At 19 years old, Rosita was well within the median life expectancy for her species and had lived at the Zoo since 2009. She lived with several incurable conditions with limited treatments, including kidney disease and arthritis. Rosita also experienced dental issues, which we cared for by performing dental trimmings and changing how her food was presented (such as chopping her hay more finely).

Kidney disease is difficult to treat in alpacas, according to Dr. Trevor Zachariah, one of the Zoo’s veterinarians. “Their diets are already low in protein and their digestive systems are hard to manipulate with diets,” said Dr. Zachariah. “Also, because of their digestive systems, medications are not absorbed in the same way a cat or dog would.” For the past two years, our animal care team had been treating Rosita’s arthritis with medication and nutritional supplements. All animal residents at our Zoo who are geriatric or experiencing health issues are given regular quality of life assessments. An animal care team looks at objective measures like the resident’s hygiene, mobility, appetite and more, to prevent future suffering.

Once Rosita began showing signs of discomfort and a dramatic behavior change, our animal care team made the difficult decision to humanely euthanize her.

Rosita was a hit with guests, volunteers and staff as soon as she joined our Zoo in 2009. The sweet alpaca would walk up quietly right next to you to ask for neck scratches, said Animal Ambassador keeper Erin Corry.

Over the years, Rosita, or Rosie as her keepers often called her, shared her Barnyard home with a number of animals, including tortoises, chickens, armadillos and goats. When our newest goat foursome arrived at the Zoo, Rosita walked up to them with no hesitation, Erin said – a good indication she would have no problem keeping the young ones in line if needed.

“Guests would sometimes be nervous that she might spit at them, but she never did – she reserved that for the goats when they got too close to her personal space!” Erin said.

Rosita the alpaca

Another fond memory for guests, staff and volunteers alike: sprinkler time in the Barnyard. Rosita loved the sprinkler, said Animal Ambassador keeper Bryan Rodriguez. “She enjoyed walking through the water and would stand over the hose to keep cool.”

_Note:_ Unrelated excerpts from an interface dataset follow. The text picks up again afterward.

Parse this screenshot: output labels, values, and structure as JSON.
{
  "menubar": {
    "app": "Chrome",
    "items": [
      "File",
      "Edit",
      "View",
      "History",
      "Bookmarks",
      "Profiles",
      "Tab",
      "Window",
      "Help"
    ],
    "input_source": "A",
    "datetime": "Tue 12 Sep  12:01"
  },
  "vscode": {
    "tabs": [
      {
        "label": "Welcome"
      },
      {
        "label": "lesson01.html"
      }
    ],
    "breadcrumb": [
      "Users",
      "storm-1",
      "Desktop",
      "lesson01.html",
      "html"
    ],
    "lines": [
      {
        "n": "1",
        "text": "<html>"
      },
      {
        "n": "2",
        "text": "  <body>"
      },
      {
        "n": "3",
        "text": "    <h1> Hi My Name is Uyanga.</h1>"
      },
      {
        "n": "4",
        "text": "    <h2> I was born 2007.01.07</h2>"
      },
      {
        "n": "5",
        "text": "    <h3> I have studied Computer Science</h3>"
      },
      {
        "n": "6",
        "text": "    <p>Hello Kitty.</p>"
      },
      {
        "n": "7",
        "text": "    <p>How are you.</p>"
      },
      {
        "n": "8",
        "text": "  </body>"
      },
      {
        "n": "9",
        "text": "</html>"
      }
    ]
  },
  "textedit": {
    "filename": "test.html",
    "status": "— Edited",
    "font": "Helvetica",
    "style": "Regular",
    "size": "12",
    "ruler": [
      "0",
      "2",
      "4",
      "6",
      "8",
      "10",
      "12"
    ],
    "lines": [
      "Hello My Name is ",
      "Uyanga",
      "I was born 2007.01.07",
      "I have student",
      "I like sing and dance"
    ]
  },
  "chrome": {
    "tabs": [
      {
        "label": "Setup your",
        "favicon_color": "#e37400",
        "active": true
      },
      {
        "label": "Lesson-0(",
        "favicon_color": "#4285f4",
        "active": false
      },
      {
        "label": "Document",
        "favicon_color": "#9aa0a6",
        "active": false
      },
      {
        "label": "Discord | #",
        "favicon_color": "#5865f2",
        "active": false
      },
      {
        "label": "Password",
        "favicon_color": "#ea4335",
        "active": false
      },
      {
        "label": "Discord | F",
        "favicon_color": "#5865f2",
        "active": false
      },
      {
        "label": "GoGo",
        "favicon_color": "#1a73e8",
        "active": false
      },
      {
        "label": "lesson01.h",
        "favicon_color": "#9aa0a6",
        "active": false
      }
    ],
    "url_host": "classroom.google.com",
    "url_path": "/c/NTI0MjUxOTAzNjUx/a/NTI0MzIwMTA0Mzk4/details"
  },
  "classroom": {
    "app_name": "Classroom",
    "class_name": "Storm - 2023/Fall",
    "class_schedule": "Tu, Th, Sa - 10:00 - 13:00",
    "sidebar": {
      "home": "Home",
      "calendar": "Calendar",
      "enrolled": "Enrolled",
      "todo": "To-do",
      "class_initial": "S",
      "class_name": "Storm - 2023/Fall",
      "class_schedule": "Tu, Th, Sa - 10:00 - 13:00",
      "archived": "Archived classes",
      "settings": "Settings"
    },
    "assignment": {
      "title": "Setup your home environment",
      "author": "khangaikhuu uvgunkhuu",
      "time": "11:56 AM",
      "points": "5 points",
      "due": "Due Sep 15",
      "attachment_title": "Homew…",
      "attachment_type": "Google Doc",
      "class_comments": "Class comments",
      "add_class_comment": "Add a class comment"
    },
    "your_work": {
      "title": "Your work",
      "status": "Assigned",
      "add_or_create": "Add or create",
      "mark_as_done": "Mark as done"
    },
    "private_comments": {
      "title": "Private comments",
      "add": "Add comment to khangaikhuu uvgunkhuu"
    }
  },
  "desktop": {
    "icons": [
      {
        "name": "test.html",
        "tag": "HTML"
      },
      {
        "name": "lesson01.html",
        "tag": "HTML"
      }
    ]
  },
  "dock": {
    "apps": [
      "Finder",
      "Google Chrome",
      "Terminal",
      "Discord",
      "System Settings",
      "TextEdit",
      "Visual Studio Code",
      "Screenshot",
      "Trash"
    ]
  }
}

Animal Ambassador keeper Em Waitt described Rosita as a “gentle soul” who loved joining in on Barnyard birthday celebrations – even if they weren’t her own.

“If she saw veggies – she was ready,” Em said.

New Animal Ambassador keepers knew they were accepted once Rosita came over for some attention. She’d demand full body rubs from her favorites!

“She was a special girl, and she will be greatly missed,” Em said.

It’s always hard to say goodbye to an animal resident. We ask that you please keep our Barnyard volunteers and Animal Ambassador keepers in your thoughts at this time.